> _Brief_:
What lines in the listing below hold the string "into"? Please copy them out.

> _Input_:
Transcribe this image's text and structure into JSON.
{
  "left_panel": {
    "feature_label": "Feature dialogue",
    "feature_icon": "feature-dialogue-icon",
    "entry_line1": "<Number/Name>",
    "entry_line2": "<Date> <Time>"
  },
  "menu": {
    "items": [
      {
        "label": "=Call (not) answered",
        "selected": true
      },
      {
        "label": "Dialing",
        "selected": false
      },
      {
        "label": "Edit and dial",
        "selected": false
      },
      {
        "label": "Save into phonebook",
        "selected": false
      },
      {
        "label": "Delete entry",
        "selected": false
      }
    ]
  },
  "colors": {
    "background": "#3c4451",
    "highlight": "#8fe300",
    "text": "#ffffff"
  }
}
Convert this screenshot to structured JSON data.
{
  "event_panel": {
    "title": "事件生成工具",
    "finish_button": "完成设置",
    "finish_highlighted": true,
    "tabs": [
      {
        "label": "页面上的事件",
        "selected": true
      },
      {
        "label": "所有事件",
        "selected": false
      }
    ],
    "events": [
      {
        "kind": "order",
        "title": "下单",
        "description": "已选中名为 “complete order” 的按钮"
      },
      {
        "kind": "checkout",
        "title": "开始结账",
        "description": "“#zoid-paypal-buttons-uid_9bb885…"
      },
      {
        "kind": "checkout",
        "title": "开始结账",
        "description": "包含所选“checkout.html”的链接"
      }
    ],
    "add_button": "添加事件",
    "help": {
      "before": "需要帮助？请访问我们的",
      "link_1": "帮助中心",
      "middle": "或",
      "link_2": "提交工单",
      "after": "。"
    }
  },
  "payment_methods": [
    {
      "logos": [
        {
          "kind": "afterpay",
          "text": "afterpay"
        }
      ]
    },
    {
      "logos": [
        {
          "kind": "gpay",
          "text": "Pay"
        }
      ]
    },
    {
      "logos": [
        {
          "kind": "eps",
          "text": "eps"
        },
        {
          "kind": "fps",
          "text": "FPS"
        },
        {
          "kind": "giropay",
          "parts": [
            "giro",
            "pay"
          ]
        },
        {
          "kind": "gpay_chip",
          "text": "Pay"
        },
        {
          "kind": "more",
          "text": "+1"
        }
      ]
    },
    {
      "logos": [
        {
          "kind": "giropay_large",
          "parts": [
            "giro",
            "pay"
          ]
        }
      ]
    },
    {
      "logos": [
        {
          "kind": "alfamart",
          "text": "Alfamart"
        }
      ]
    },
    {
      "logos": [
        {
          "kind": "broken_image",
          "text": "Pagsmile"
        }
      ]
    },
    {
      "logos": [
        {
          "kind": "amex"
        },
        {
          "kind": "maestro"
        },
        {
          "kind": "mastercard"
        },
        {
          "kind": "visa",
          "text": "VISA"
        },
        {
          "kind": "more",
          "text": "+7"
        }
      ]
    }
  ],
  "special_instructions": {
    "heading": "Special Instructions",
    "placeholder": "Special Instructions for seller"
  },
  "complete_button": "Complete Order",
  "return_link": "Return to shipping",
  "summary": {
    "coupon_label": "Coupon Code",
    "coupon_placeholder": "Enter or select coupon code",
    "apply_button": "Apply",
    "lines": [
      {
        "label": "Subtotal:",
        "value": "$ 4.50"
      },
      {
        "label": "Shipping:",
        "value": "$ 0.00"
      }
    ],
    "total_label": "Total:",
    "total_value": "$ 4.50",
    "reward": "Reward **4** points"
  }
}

> _Written response_:
Transcribe this image's text and structure into JSON.
        "label": "Save into phonebook",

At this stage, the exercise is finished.